Buffy Sainte-Marie off somewhere at the Bottom Line in 1974.
Though always my favorite of the singer songwriters, it’s funny to see what a challenge she proved to photographers who almost invariably failed to capture her intensity. It’s a shame, really, because in the days before video and online performances, photographs and vinyl were the only way most people ever got to experience a musician. Good photographs could make a legend, to this day we tend to recognize the artists who photographed well. Buffy Sainte-Marie was perhaps a bit beyond what photographers could see then, not that you could blame them, publicity and stereotypes were all about wind blown hippies or Joan Baez, and Buffy was neither. Still, photographer Waring Abbot caught a glimpse of something here on a spring night in New York City in 1974.
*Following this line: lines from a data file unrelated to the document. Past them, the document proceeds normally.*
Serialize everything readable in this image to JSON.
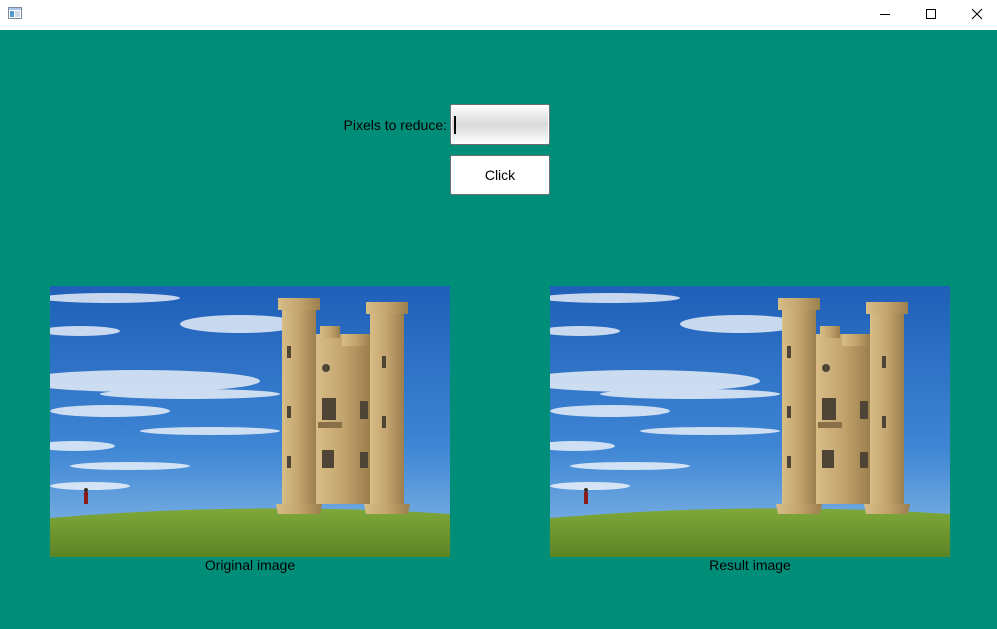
{
  "window": {
    "title": "",
    "controls": {
      "minimize_icon": "minimize-icon",
      "maximize_icon": "maximize-icon",
      "close_icon": "close-icon"
    }
  },
  "form": {
    "pixels_label": "Pixels to reduce:",
    "pixels_value": "",
    "click_label": "Click"
  },
  "images": {
    "original_caption": "Original image",
    "result_caption": "Result image",
    "subject": "stone tower on grassy hill under blue sky"
  },
  "colors": {
    "background": "#008e79",
    "titlebar": "#ffffff",
    "sky": "#2f6fc4",
    "grass": "#6f9a2a",
    "stone": "#c3a46e"
  }
}
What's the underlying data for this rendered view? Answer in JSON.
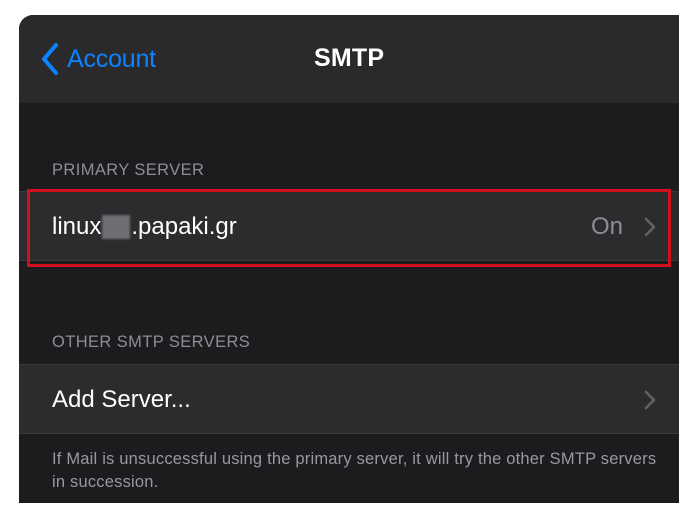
{
  "navbar": {
    "back_label": "Account",
    "title": "SMTP"
  },
  "primary_section": {
    "header": "PRIMARY SERVER",
    "server": {
      "name_prefix": "linux",
      "name_suffix": ".papaki.gr",
      "value": "On"
    }
  },
  "other_section": {
    "header": "OTHER SMTP SERVERS",
    "add_server_label": "Add Server...",
    "footer": "If Mail is unsuccessful using the primary server, it will try the other SMTP servers in succession."
  },
  "colors": {
    "accent": "#0a84ff",
    "background": "#1c1c1e",
    "cell": "#2c2c2e",
    "highlight": "#d0111b"
  },
  "icons": {
    "back": "chevron-left-icon",
    "disclosure": "chevron-right-icon"
  }
}
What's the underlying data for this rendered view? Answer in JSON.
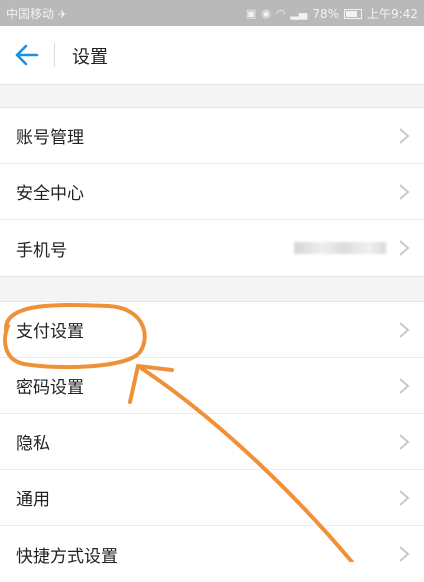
{
  "status_bar": {
    "carrier": "中国移动",
    "battery_percent": "78%",
    "time": "上午9:42"
  },
  "nav": {
    "title": "设置"
  },
  "groups": [
    {
      "items": [
        {
          "label": "账号管理"
        },
        {
          "label": "安全中心"
        },
        {
          "label": "手机号"
        }
      ]
    },
    {
      "items": [
        {
          "label": "支付设置"
        },
        {
          "label": "密码设置"
        },
        {
          "label": "隐私"
        },
        {
          "label": "通用"
        },
        {
          "label": "快捷方式设置"
        }
      ]
    }
  ],
  "colors": {
    "back_arrow": "#1e8fe1",
    "annotation": "#f0913a",
    "chevron": "#c8c8c8"
  }
}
Never have understood why this album stubbornly resists a revival. I suppose it’s not pretty enough, and too edgy, and her American Indian vibrato bothers people. I can’t think of a single other folk album that has anywhere near this kind of ferocity. Uncompromising. It won’t make you feel any better about yourself. It might even make you feel just plain lousy. Now That The Buffalo’s Gone is not aimed at the Man, it’s aimed at everyone who’s not a tribal member. Even you there with the feathers and the Cherokee great great grandmother. That song is aimed right at you. As such, it’s gospel among American Indians. They all came up on this record. We have Dylan or whoever. They have this. Somewhere I have a YouTube video of a seventy-something Buffy Sainte-Marie performing Cod’ine in a casino on a reservation deep in the American northwest. The room is packed with tribals and hippies, and her performance is bone chilling and as the last quavering note fades the air is rent by war cries and ululations.